Competitors are classified according to their disability. Some common adaptations are the use of chairs for athletes that can’t stand, or a shooting table for kneeling or prone events.

The video below outlines the basics of how shooting works at the Paralympic level.

In New Zealand, the New Zealand Shooting Federation helps develop and grow the sport. Contact them, or your local disability sport organisation, for information about how to get involved.

Go to the New Zealand Shooting Federation (external link)


Athletics includes track events such as running and sprinting, and field events like shot put, discuss and high jump. There are many opportunities to get involved through organisations such as Athletics New Zealand. It doesn’t matter if you just want to meet people and have fun, or if you want to compete at the Paralympics. And it doesn’t matter what your impairment is, athletics events are highly adaptable and people with a wide range of impairments compete at all levels of the sport.

To participate at the competitive level, athletes are put into one of three groups depending on their impairment: physical impairment, vision impairment, or intellectual impairment. Athletics NZ has more information on the classification system.

Go to Para Athletics in New Zealand (external link)

For more information about athletics and how to get involves, contact Athletics NZ or your local disability sport provider.


There are many ways to get into cycling no matter what your impairment is. If you want to get active and have fun, but don’t necessarily want to compete, joining a programme like the Community Trikes programme in Cambridge is a great idea. It helps people with disabilities stay active by riding an adapted bike or trike that suits their ability. Watch the video to see the programme in action.

Go to the Community Trikes website (external link)

Bikes can be adapted to a wide range of disabilities. Handcycles are used for people with lower limb impairments, while tricycles are used by people who live with impaired balance. Tandem bikes are common for people with vision impairments. Traditional bicycles are used, but usually with adaptations such as special pedals for people with prosthetics.

Learning a martial art is a great way to exercise both the body and the mind. Organisations such as Budo Culture for Disabled and the New Zealand Disability Karate Association run training programmes specifically for people with disabilities.

Go to New Zealand Disability Karate Association (external link)

Go to Budo Culture for Disabled (external link)

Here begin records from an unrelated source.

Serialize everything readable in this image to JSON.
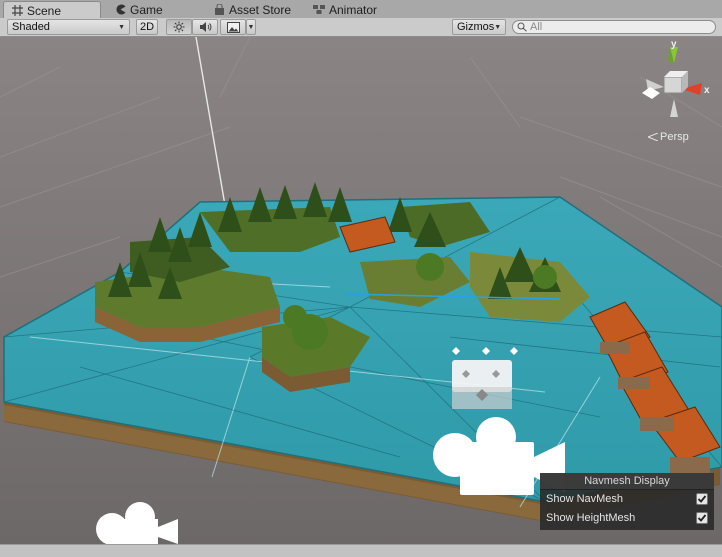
{
  "tabs": [
    {
      "label": "Scene",
      "icon": "grid-icon",
      "active": true
    },
    {
      "label": "Game",
      "icon": "pacman-icon",
      "active": false
    },
    {
      "label": "Asset Store",
      "icon": "shopping-bag-icon",
      "active": false
    },
    {
      "label": "Animator",
      "icon": "animator-icon",
      "active": false
    }
  ],
  "toolbar": {
    "draw_mode": "Shaded",
    "two_d": "2D",
    "lighting_icon": "sun-icon",
    "audio_icon": "speaker-icon",
    "effects_icon": "image-icon",
    "gizmos": "Gizmos",
    "search_placeholder": "All"
  },
  "viewport": {
    "projection": "Persp",
    "axes": {
      "y": "y",
      "x": "x"
    },
    "colors": {
      "background": "#7a7575",
      "navmesh": "#3fb3c2",
      "grass": "#5a7a2a",
      "dirt": "#8a6a3a",
      "axis_x": "#e0412a",
      "axis_y": "#8ac43a"
    }
  },
  "navmesh_display": {
    "title": "Navmesh Display",
    "options": [
      {
        "label": "Show NavMesh",
        "checked": true
      },
      {
        "label": "Show HeightMesh",
        "checked": true
      }
    ]
  }
}
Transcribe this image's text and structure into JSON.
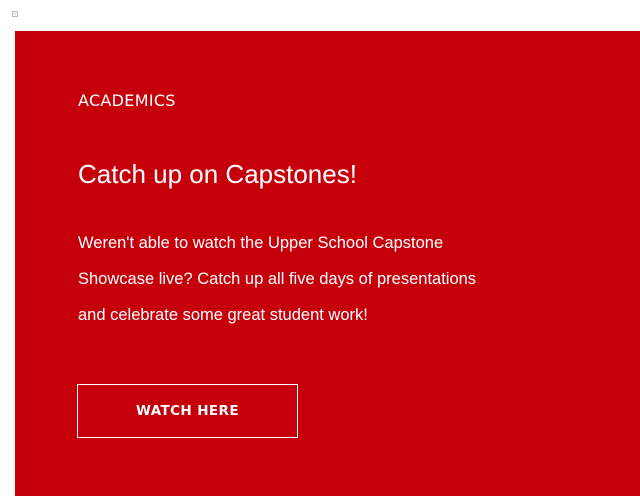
{
  "card": {
    "eyebrow": "ACADEMICS",
    "headline": "Catch up on Capstones!",
    "body_lines": [
      "Weren't able to watch the Upper School Capstone",
      "Showcase live? Catch up all five days of presentations",
      "and celebrate some great student work!"
    ],
    "cta_label": "WATCH HERE",
    "background_color": "#c6000b",
    "text_color": "#ffffff"
  },
  "broken_image_icon": "broken-image-icon"
}
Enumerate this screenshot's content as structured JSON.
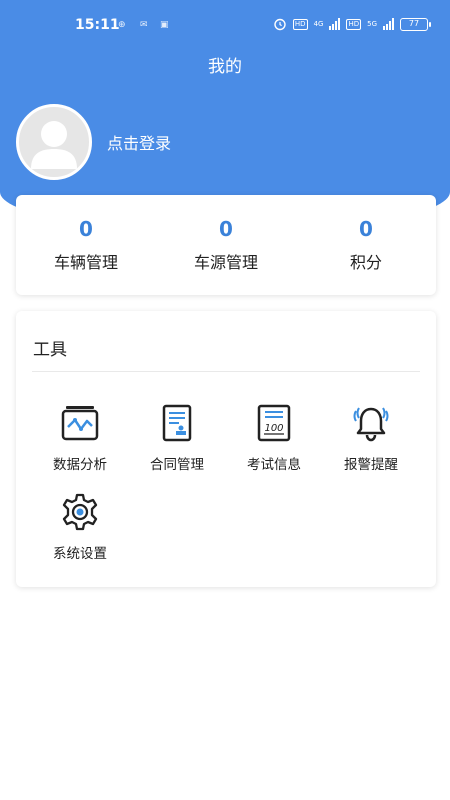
{
  "status_bar": {
    "time": "15:11",
    "left_icons": [
      "⊕",
      "✉",
      "▣"
    ],
    "hd1": "HD",
    "net1": "4G",
    "hd2": "HD",
    "net2": "5G",
    "battery": "77"
  },
  "header": {
    "title": "我的",
    "login_text": "点击登录"
  },
  "stats": [
    {
      "value": "0",
      "label": "车辆管理"
    },
    {
      "value": "0",
      "label": "车源管理"
    },
    {
      "value": "0",
      "label": "积分"
    }
  ],
  "tools": {
    "title": "工具",
    "items": [
      {
        "label": "数据分析",
        "icon": "data-analysis-icon"
      },
      {
        "label": "合同管理",
        "icon": "contract-icon"
      },
      {
        "label": "考试信息",
        "icon": "exam-icon"
      },
      {
        "label": "报警提醒",
        "icon": "bell-icon"
      },
      {
        "label": "系统设置",
        "icon": "gear-icon"
      }
    ]
  },
  "colors": {
    "primary": "#4a8ce6",
    "stat_value": "#3b82d9",
    "icon_accent": "#3b8fe0"
  }
}
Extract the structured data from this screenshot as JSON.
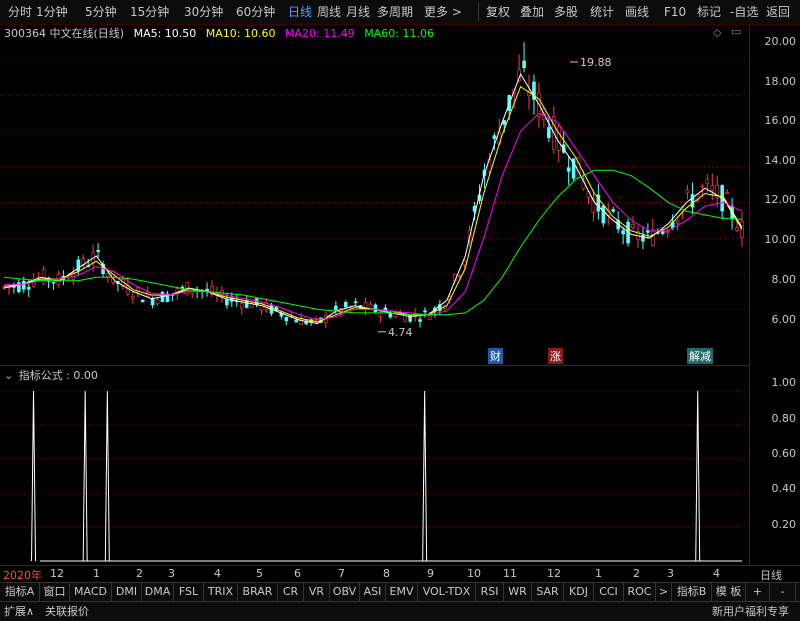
{
  "toolbar": {
    "periods": [
      "分时",
      "1分钟",
      "5分钟",
      "15分钟",
      "30分钟",
      "60分钟",
      "日线",
      "周线",
      "月线",
      "多周期",
      "更多 >"
    ],
    "active_period": "日线",
    "actions": [
      "复权",
      "叠加",
      "多股",
      "统计",
      "画线",
      "F10",
      "标记",
      "-自选",
      "返回"
    ]
  },
  "stock": {
    "code_name": "300364 中文在线(日线)",
    "ma": [
      {
        "label": "MA5: 10.50",
        "color": "#ffffff"
      },
      {
        "label": "MA10: 10.60",
        "color": "#ffff00"
      },
      {
        "label": "MA20: 11.49",
        "color": "#ff00ff"
      },
      {
        "label": "MA60: 11.06",
        "color": "#00ff00"
      }
    ],
    "high_label": "19.88",
    "low_label": "4.74",
    "price_ticks": [
      "20.00",
      "18.00",
      "16.00",
      "14.00",
      "12.00",
      "10.00",
      "8.00",
      "6.00"
    ],
    "tags": [
      {
        "text": "财",
        "color": "#1e5aa8"
      },
      {
        "text": "涨",
        "color": "#8b1a1a"
      },
      {
        "text": "解减",
        "color": "#1e6a6a"
      }
    ]
  },
  "indicator": {
    "title": "指标公式 : 0.00",
    "ticks": [
      "1.00",
      "0.80",
      "0.60",
      "0.40",
      "0.20"
    ]
  },
  "date_axis": {
    "labels": [
      "2020年",
      "12",
      "1",
      "2",
      "3",
      "4",
      "5",
      "6",
      "7",
      "8",
      "9",
      "10",
      "11",
      "12",
      "1",
      "2",
      "3",
      "4"
    ],
    "period_label": "日线"
  },
  "indicator_tabs": [
    "指标A",
    "窗口",
    "MACD",
    "DMI",
    "DMA",
    "FSL",
    "TRIX",
    "BRAR",
    "CR",
    "VR",
    "OBV",
    "ASI",
    "EMV",
    "VOL-TDX",
    "RSI",
    "WR",
    "SAR",
    "KDJ",
    "CCI",
    "ROC",
    ">",
    "指标B",
    "模 板"
  ],
  "statusbar": {
    "left": [
      "扩展∧",
      "关联报价"
    ],
    "right": "新用户福利专享"
  },
  "chart_data": {
    "type": "line",
    "title": "300364 中文在线(日线)",
    "ylim": [
      4.0,
      21.0
    ],
    "series": [
      {
        "name": "MA5",
        "values": [
          7.2,
          7.4,
          7.8,
          7.6,
          8.3,
          9.0,
          7.6,
          7.0,
          6.6,
          6.8,
          7.2,
          7.0,
          6.6,
          6.4,
          6.2,
          5.8,
          5.4,
          5.2,
          5.9,
          6.2,
          6.0,
          5.8,
          5.6,
          5.7,
          6.5,
          9.0,
          13.5,
          16.5,
          19.2,
          17.5,
          15.5,
          14.0,
          12.0,
          11.0,
          10.2,
          10.0,
          10.8,
          12.0,
          12.8,
          12.2,
          10.5
        ]
      },
      {
        "name": "MA10",
        "values": [
          7.3,
          7.4,
          7.7,
          7.7,
          8.1,
          8.7,
          7.9,
          7.1,
          6.8,
          6.8,
          7.1,
          7.0,
          6.7,
          6.5,
          6.3,
          5.9,
          5.5,
          5.3,
          5.7,
          6.1,
          6.0,
          5.9,
          5.7,
          5.7,
          6.2,
          8.3,
          12.5,
          15.8,
          18.5,
          17.8,
          16.0,
          14.5,
          12.5,
          11.2,
          10.4,
          10.1,
          10.6,
          11.7,
          12.5,
          12.3,
          10.6
        ]
      },
      {
        "name": "MA20",
        "values": [
          7.4,
          7.4,
          7.6,
          7.7,
          7.9,
          8.4,
          8.1,
          7.4,
          6.9,
          6.8,
          7.0,
          7.0,
          6.8,
          6.6,
          6.4,
          6.1,
          5.7,
          5.4,
          5.6,
          6.0,
          6.0,
          5.9,
          5.8,
          5.7,
          5.9,
          7.0,
          10.0,
          13.5,
          16.0,
          17.0,
          16.5,
          15.0,
          13.5,
          12.0,
          11.0,
          10.4,
          10.4,
          11.0,
          11.8,
          12.0,
          11.5
        ]
      },
      {
        "name": "MA60",
        "values": [
          7.8,
          7.7,
          7.6,
          7.6,
          7.6,
          7.8,
          7.8,
          7.7,
          7.5,
          7.3,
          7.1,
          7.0,
          6.9,
          6.8,
          6.6,
          6.4,
          6.2,
          6.0,
          5.9,
          5.8,
          5.8,
          5.8,
          5.7,
          5.7,
          5.7,
          5.8,
          6.5,
          7.8,
          9.5,
          11.0,
          12.3,
          13.3,
          13.8,
          13.8,
          13.5,
          12.8,
          12.0,
          11.5,
          11.3,
          11.1,
          11.06
        ]
      }
    ],
    "annotations": [
      {
        "text": "19.88",
        "y": 19.88
      },
      {
        "text": "4.74",
        "y": 4.74
      }
    ],
    "indicator_series": {
      "name": "指标公式",
      "spikes": [
        0.04,
        0.11,
        0.14,
        0.57,
        0.94
      ],
      "value": 1.0,
      "ylim": [
        0,
        1.1
      ]
    }
  }
}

In New Zealand, the Paralympic martial arts are Taekwondo and Judo.

Watch the video below featuring Sensei John Marrable, who has a black belt in Goju Ryu karate and runs his own karate club in Dunedin.